The RAS is now headed by Michael Rowan-Robinson, my colleague at Imperial. Another Imperial colleague, Professor Sir John Pendry, has been in the news recently for his part in developing “metamaterials” with weird properties such as the ability to bend light around them, making them appear invisible (but invisibility to radar — stealth technology —is more likely to be developed before one that could make someone invisible in visible light).
This morning I woke to find that most of the UK media outlets (like the Guardian and the BBC) were carrying a story that astronomers, in particular a team lead by Gerry Gilmore of Cambridge’s Institute of Astronomy, had unlocked some of the secrets of Dark Matter, the mysterious stuff that makes up, we think, 30% of the total mass of the universe, a substantially greater proportion than the atoms and molecules that we interact with every day.
It seems that the team has measured the velocity dispersion of stars in dwarf galaxies in the local group — small galaxies near our own Milky Way that, we think, are dominated not by the stars and gas that we can see, but by the dark matter. The motions of these stars are caused by their gravitational attraction to that dark matter, however it is spread through the galaxy, and so by measuring the speeds of these stars we can map out the distribution of matter.
It was originally expected that the matter would be “cuspy” — it would get denser and denser towards the center. This is the signature of “cold dark matter”, heavy particles moving so slowly that they could be compressed to very high densities. However, observations seem to show (and indeed have been showing for several years) that, instead, the distribution shows a “core” — it reaches a maximum density and cannot be compressed further. This is expected if the dark matter is, instead, “warm” — moving at a few kilometers per second.
Unfortunately, I have to keep using the word “seems” here, since, in fact, all the available information as I write this is from the mainstream media, rather than in journals or even unrefereed preprints.
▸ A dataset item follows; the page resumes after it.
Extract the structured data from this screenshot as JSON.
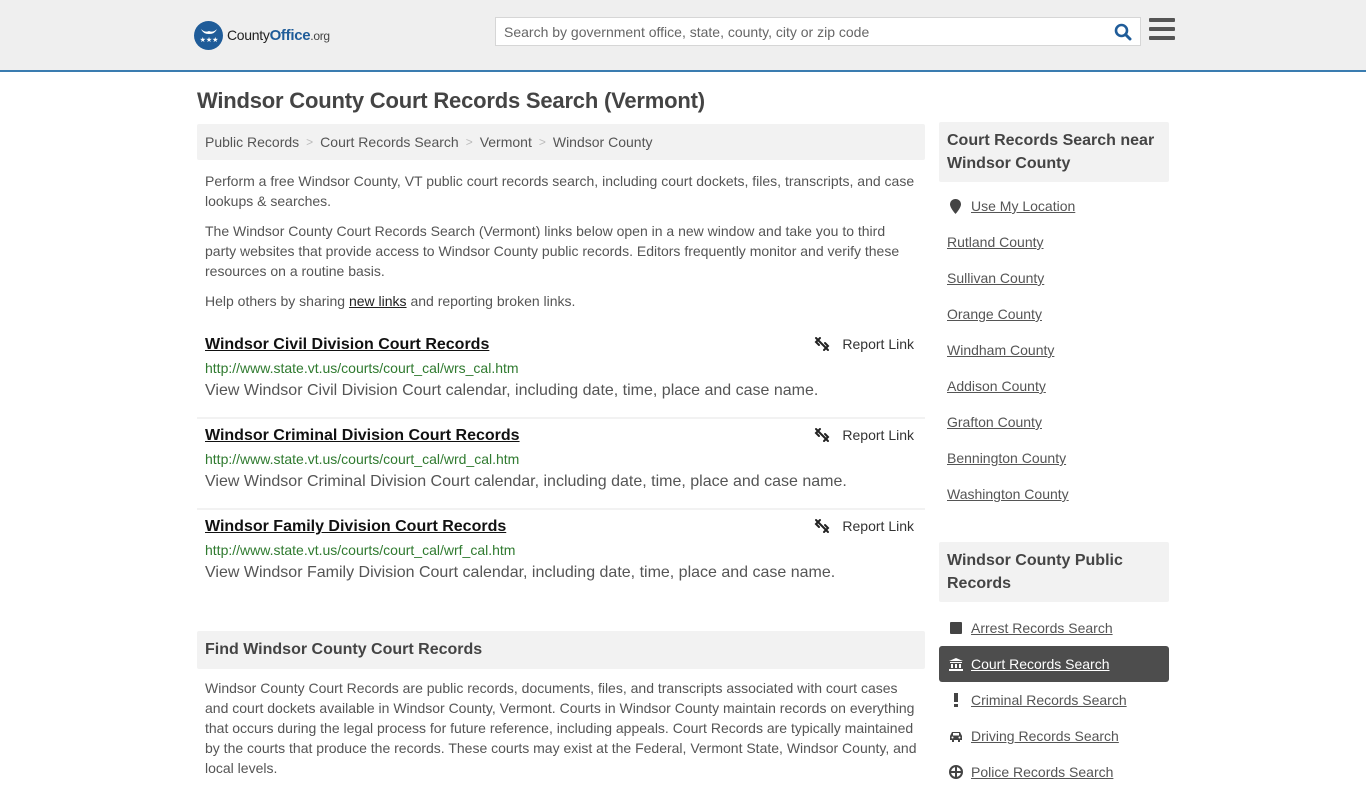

Update: Steinn has a bit more detail.
Update 2: And this conference proceedings seems to actually be what the fuss is about.